We have to deal with playing "cold". Orchestral gigs. Church gigs. Wedding gigs. It's part of the job. Sometimes life casts disaster in front of you and you miss a warmup altogether. Car trouble or heavy traffic force one to be late to gig: No warmup. Sick offspring: No warmup. Laziness: No warmup. Donuts and coffe in the green room: No warmup. Other times, you warm up but have extended time between warmup and performance... forcing "coldness" upon your chops. Playing cold is a reality: warmup or no warmup. 

I find it to be the rule, not the exception, in orchestral baroque music. 

I think back to last night's rehearsal of Purcell's "Fairy Queen". The approximate timeline might look like this (if my memory serves me well):

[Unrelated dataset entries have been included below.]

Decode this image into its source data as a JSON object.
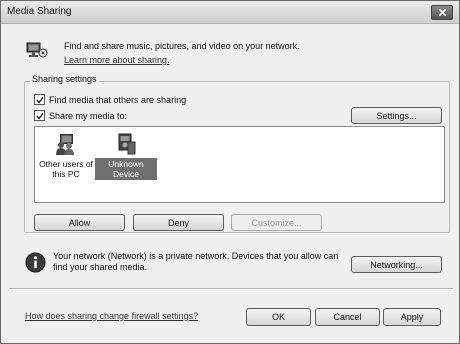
{
  "window": {
    "title": "Media Sharing"
  },
  "intro": {
    "text": "Find and share music, pictures, and video on your network.",
    "link": "Learn more about sharing."
  },
  "sharing_settings": {
    "label": "Sharing settings",
    "find_media": {
      "label": "Find media that others are sharing",
      "checked": true
    },
    "share_media": {
      "label": "Share my media to:",
      "checked": true
    },
    "settings_button": "Settings...",
    "devices": [
      {
        "label_line1": "Other users of",
        "label_line2": "this PC",
        "icon": "users-pc-icon",
        "selected": false
      },
      {
        "label_line1": "Unknown",
        "label_line2": "Device",
        "icon": "unknown-device-icon",
        "selected": true
      }
    ],
    "allow_button": "Allow",
    "deny_button": "Deny",
    "customize_button": "Customize..."
  },
  "network_info": {
    "line1": "Your network (Network) is a private network. Devices that you allow can",
    "line2": "find your shared media.",
    "networking_button": "Networking..."
  },
  "footer": {
    "firewall_link": "How does sharing change firewall settings?",
    "ok_button": "OK",
    "cancel_button": "Cancel",
    "apply_button": "Apply"
  }
}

  • Arrive at 6:30 - Warmup
  • 7 pm - Rehearsal starts (a run through of the opera)
  • 7:20 pm - Play the 5th movement (the first time trumpets play in the Opera)
  • 7:30 pm - play the  12th Movement
  • 8:15 pm - Intermission - attempt to play a bit to "keep warm" ... shushed while more important other instrumental sections work out things still not prepared well enough for performance. 
  • 8:30 pm - play rigorous 30th movement to open the second half of the opera
  • 8:40 pm - play the 39th movement
  • 8:45 pm - play brief 45th movement
  • 9:15 pm - play short, but exposed, 51st movement
  • 9:45pm - play movement 59

At no point during that rehearsal did the trumpets start a movement with "warm" chops. The timing of the individual movements did not allow it. "Fairy Queen" is, by many accounts, an easier work for the baroque trumpet (I mostly agree). Bach's Mass in B-minor has similar extended breaks followed by incredibly strenuous and virtuosic writing for the trumpets. Messiah, too. Easter Oratorio. Christmas Oratorio. Cantatas. Magnificat. Operas.  

They all throw you in the deep end. A life preserver, emblazoned with "playing warm" in big red letters, is never provided. 

I've only found a few things that help one deal with the physical discomfort; 1) practice playing "cold" a lot and 2) keep the mouthpiece/horn physically warm by cupping it in your hand and blowing warm air through it before having to play. Mentally, when cold, I simply try to concentrate on the musical line as well as the "blowing" and devote as little mental energy to the chop discomfort as possible. With time, it becomes normal and the associated anxiety disappears lessens. For me, the lovely musical experience makes the discomfort worthwhile. 

So, moral of the story? I'm not sure there is one. Maybe: Warm or Cold? Doesn't matter. Either way, you gotta make it work.